People who have just lost a companion, or have a furry companion who is ill may find it extremely difficult to keep up with normal responsibilities, even though they are expected to keep performing as normal.

If your pet has been experiencing decline, whether age or disease-related, and you’ve been preparing for their passing, it can be helpful to have a “next steps” plan written down and posted somewhere that takes little effort to recall. In this acute phase, a lot of “easy” things to remember become much harder to recall, as our body is experiencing an intense emotional change and we struggle to grasp the new reality before us. Things around our home or yard may remind us of our loss. See also What Can We Learn from Companion Animals.

Integrate understanding friends or loved ones early on and notify them of your grief. Since grief is fluid, there are times that you may want to be alone with your emotions, and that’s ok. People may even say unhelpful things in an attempt to comfort you at some point such as, “we can get another one” or “at least they are in a better place.” In the acute phase, the most helpful thing is a calm presence and support. Even if there’s nothing more to be said, knowing that you can express your grief and are supported in your pain can make a world of difference.

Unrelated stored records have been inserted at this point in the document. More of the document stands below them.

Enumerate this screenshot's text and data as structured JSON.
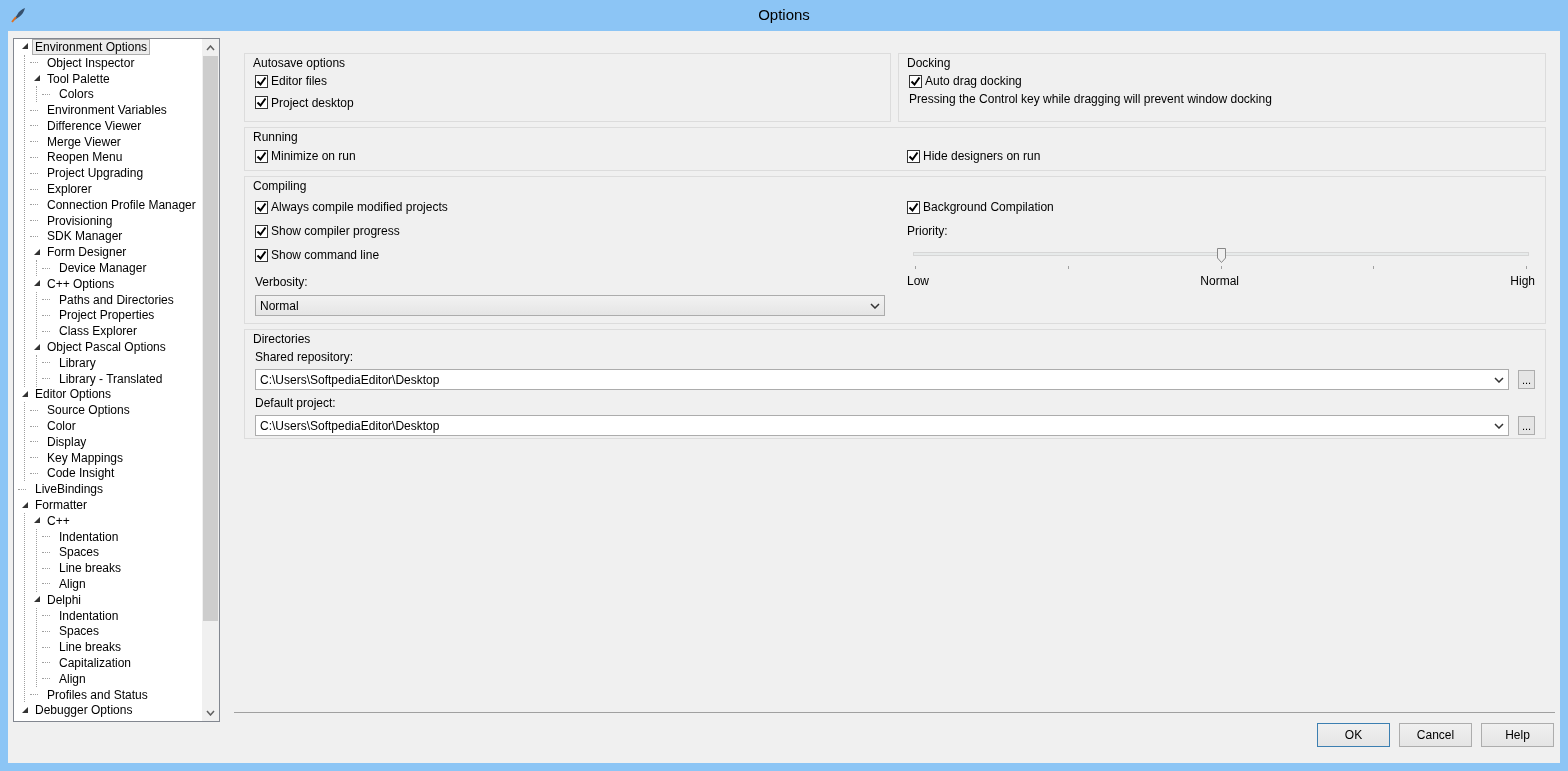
{
  "window": {
    "title": "Options"
  },
  "tree": [
    {
      "label": "Environment Options",
      "expanded": true,
      "selected": true,
      "children": [
        {
          "label": "Object Inspector",
          "selected": false
        },
        {
          "label": "Tool Palette",
          "expanded": true,
          "selected": false,
          "children": [
            {
              "label": "Colors",
              "selected": false
            }
          ]
        },
        {
          "label": "Environment Variables",
          "selected": false
        },
        {
          "label": "Difference Viewer",
          "selected": false
        },
        {
          "label": "Merge Viewer",
          "selected": false
        },
        {
          "label": "Reopen Menu",
          "selected": false
        },
        {
          "label": "Project Upgrading",
          "selected": false
        },
        {
          "label": "Explorer",
          "selected": false
        },
        {
          "label": "Connection Profile Manager",
          "selected": false
        },
        {
          "label": "Provisioning",
          "selected": false
        },
        {
          "label": "SDK Manager",
          "selected": false
        },
        {
          "label": "Form Designer",
          "expanded": true,
          "selected": false,
          "children": [
            {
              "label": "Device Manager",
              "selected": false
            }
          ]
        },
        {
          "label": "C++ Options",
          "expanded": true,
          "selected": false,
          "children": [
            {
              "label": "Paths and Directories",
              "selected": false
            },
            {
              "label": "Project Properties",
              "selected": false
            },
            {
              "label": "Class Explorer",
              "selected": false
            }
          ]
        },
        {
          "label": "Object Pascal Options",
          "expanded": true,
          "selected": false,
          "children": [
            {
              "label": "Library",
              "selected": false
            },
            {
              "label": "Library - Translated",
              "selected": false
            }
          ]
        }
      ]
    },
    {
      "label": "Editor Options",
      "expanded": true,
      "selected": false,
      "children": [
        {
          "label": "Source Options",
          "selected": false
        },
        {
          "label": "Color",
          "selected": false
        },
        {
          "label": "Display",
          "selected": false
        },
        {
          "label": "Key Mappings",
          "selected": false
        },
        {
          "label": "Code Insight",
          "selected": false
        }
      ]
    },
    {
      "label": "LiveBindings",
      "selected": false
    },
    {
      "label": "Formatter",
      "expanded": true,
      "selected": false,
      "children": [
        {
          "label": "C++",
          "expanded": true,
          "selected": false,
          "children": [
            {
              "label": "Indentation",
              "selected": false
            },
            {
              "label": "Spaces",
              "selected": false
            },
            {
              "label": "Line breaks",
              "selected": false
            },
            {
              "label": "Align",
              "selected": false
            }
          ]
        },
        {
          "label": "Delphi",
          "expanded": true,
          "selected": false,
          "children": [
            {
              "label": "Indentation",
              "selected": false
            },
            {
              "label": "Spaces",
              "selected": false
            },
            {
              "label": "Line breaks",
              "selected": false
            },
            {
              "label": "Capitalization",
              "selected": false
            },
            {
              "label": "Align",
              "selected": false
            }
          ]
        },
        {
          "label": "Profiles and Status",
          "selected": false
        }
      ]
    },
    {
      "label": "Debugger Options",
      "expanded": true,
      "selected": false
    }
  ],
  "autosave": {
    "title": "Autosave options",
    "options": [
      {
        "label": "Editor files",
        "checked": true
      },
      {
        "label": "Project desktop",
        "checked": true
      }
    ]
  },
  "docking": {
    "title": "Docking",
    "options": [
      {
        "label": "Auto drag docking",
        "checked": true
      }
    ],
    "note": "Pressing the Control key while dragging will prevent window docking"
  },
  "running": {
    "title": "Running",
    "left": [
      {
        "label": "Minimize on run",
        "checked": true
      }
    ],
    "right": [
      {
        "label": "Hide designers on run",
        "checked": true
      }
    ]
  },
  "compiling": {
    "title": "Compiling",
    "options": [
      {
        "label": "Always compile modified projects",
        "checked": true
      },
      {
        "label": "Show compiler progress",
        "checked": true
      },
      {
        "label": "Show command line",
        "checked": true
      }
    ],
    "verbosity": {
      "label": "Verbosity:",
      "value": "Normal"
    },
    "background": {
      "label": "Background Compilation",
      "checked": true
    },
    "priority": {
      "label": "Priority:",
      "level": 0.5,
      "tick_labels": [
        "Low",
        "Normal",
        "High"
      ]
    }
  },
  "directories": {
    "title": "Directories",
    "fields": [
      {
        "label": "Shared repository:",
        "value": "C:\\Users\\SoftpediaEditor\\Desktop",
        "browse": "..."
      },
      {
        "label": "Default project:",
        "value": "C:\\Users\\SoftpediaEditor\\Desktop",
        "browse": "..."
      }
    ]
  },
  "buttons": [
    {
      "label": "OK",
      "default": true
    },
    {
      "label": "Cancel",
      "default": false
    },
    {
      "label": "Help",
      "default": false
    }
  ]
}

If there is an unhealthy or no support system, there are online communities such as Pet Loss Grief Support Community at Rainbow Bridge or the Pet Loss Grief Support Message Board.

Embolden Psychology
Embolden

Embolden offers the ADOS-2, the gold standard assessment for kids on the spectrum.

Combined with psychoeducational testing, it helps provide comprehensive information and recommendations to help children and teens six and up.

Thank you for contacting us.